**WORK ITEM**
The records follow. Give them all back exactly.
┄┄┄┄┄┄
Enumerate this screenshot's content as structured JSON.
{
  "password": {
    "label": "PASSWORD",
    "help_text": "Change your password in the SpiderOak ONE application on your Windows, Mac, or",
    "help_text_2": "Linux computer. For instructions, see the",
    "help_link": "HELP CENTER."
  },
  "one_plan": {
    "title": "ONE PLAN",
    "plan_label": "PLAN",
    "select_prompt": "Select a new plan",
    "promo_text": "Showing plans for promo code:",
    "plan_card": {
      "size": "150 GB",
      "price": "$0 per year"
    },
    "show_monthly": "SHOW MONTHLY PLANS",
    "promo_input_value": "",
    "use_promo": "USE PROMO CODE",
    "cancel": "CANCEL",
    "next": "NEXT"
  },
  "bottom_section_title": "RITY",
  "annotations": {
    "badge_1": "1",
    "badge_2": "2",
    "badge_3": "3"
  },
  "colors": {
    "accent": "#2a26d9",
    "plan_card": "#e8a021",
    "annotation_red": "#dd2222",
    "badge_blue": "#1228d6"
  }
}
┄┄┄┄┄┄
**RESULT OF THE EXERCISE**
Enumerate this screenshot's content as structured JSON.
{
  "password": {
    "label": "PASSWORD",
    "help_text": "Change your password in the SpiderOak ONE application on your Windows, Mac, or",
    "help_text_2": "Linux computer. For instructions, see the",
    "help_link": "HELP CENTER."
  },
  "one_plan": {
    "title": "ONE PLAN",
    "plan_label": "PLAN",
    "select_prompt": "Select a new plan",
    "promo_text": "Showing plans for promo code:",
    "plan_card": {
      "size": "150 GB",
      "price": "$0 per year"
    },
    "show_monthly": "SHOW MONTHLY PLANS",
    "promo_input_value": "",
    "use_promo": "USE PROMO CODE",
    "cancel": "CANCEL",
    "next": "NEXT"
  },
  "bottom_section_title": "RITY",
  "annotations": {
    "badge_1": "1",
    "badge_2": "2",
    "badge_3": "3"
  },
  "colors": {
    "accent": "#2a26d9",
    "plan_card": "#e8a021",
    "annotation_red": "#dd2222",
    "badge_blue": "#1228d6"
  }
}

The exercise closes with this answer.